YOUR ASSIGNMENT: In these records, how many lines contain "true"? Please reply with the number only.

++++ THE DATA ++++

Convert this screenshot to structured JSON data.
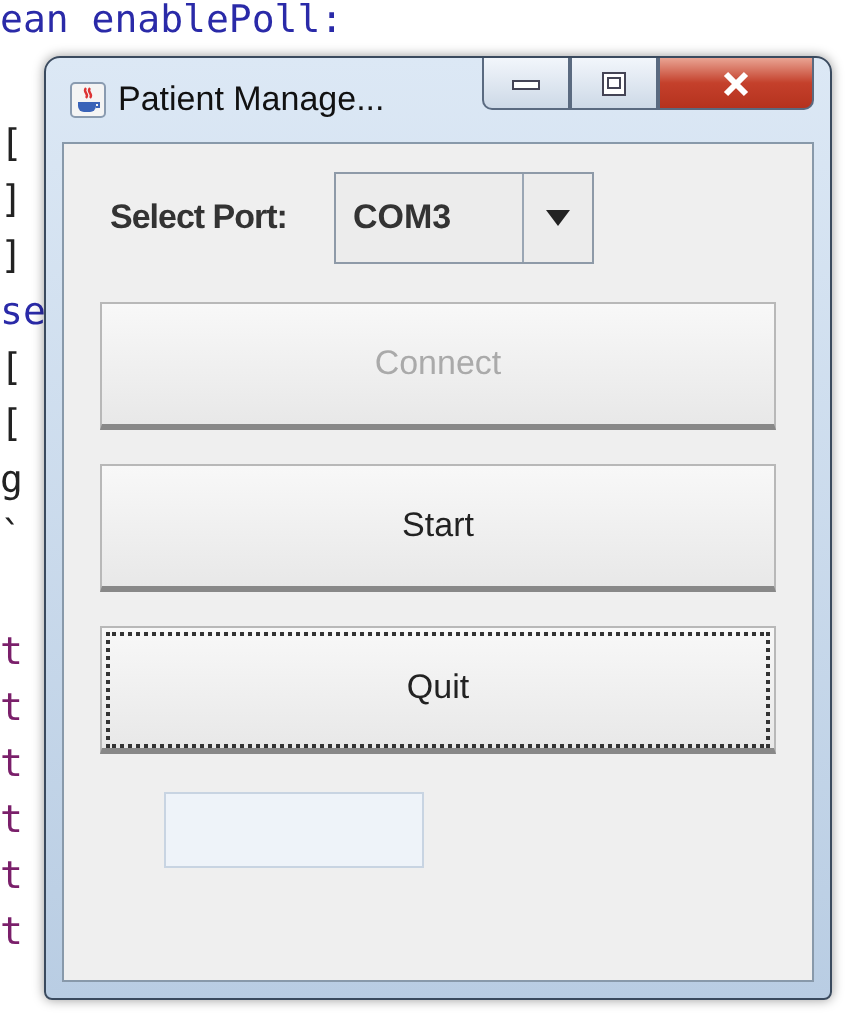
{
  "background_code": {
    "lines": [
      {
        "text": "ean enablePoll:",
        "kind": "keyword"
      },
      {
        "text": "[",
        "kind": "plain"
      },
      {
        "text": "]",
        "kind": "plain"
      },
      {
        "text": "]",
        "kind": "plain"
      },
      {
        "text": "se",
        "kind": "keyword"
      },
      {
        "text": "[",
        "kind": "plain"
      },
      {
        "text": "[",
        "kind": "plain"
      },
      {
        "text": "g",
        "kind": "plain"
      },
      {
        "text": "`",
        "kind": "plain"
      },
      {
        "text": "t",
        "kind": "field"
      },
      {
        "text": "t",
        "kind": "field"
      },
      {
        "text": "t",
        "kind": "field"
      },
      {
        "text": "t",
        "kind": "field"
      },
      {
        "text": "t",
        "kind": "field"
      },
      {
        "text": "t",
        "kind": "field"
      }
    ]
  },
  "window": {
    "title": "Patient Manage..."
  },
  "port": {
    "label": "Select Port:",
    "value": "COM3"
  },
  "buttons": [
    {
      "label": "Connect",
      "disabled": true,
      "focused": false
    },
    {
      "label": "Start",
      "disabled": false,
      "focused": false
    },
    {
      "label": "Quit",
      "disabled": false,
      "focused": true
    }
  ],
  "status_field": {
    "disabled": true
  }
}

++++

ANSWER SPACE: 3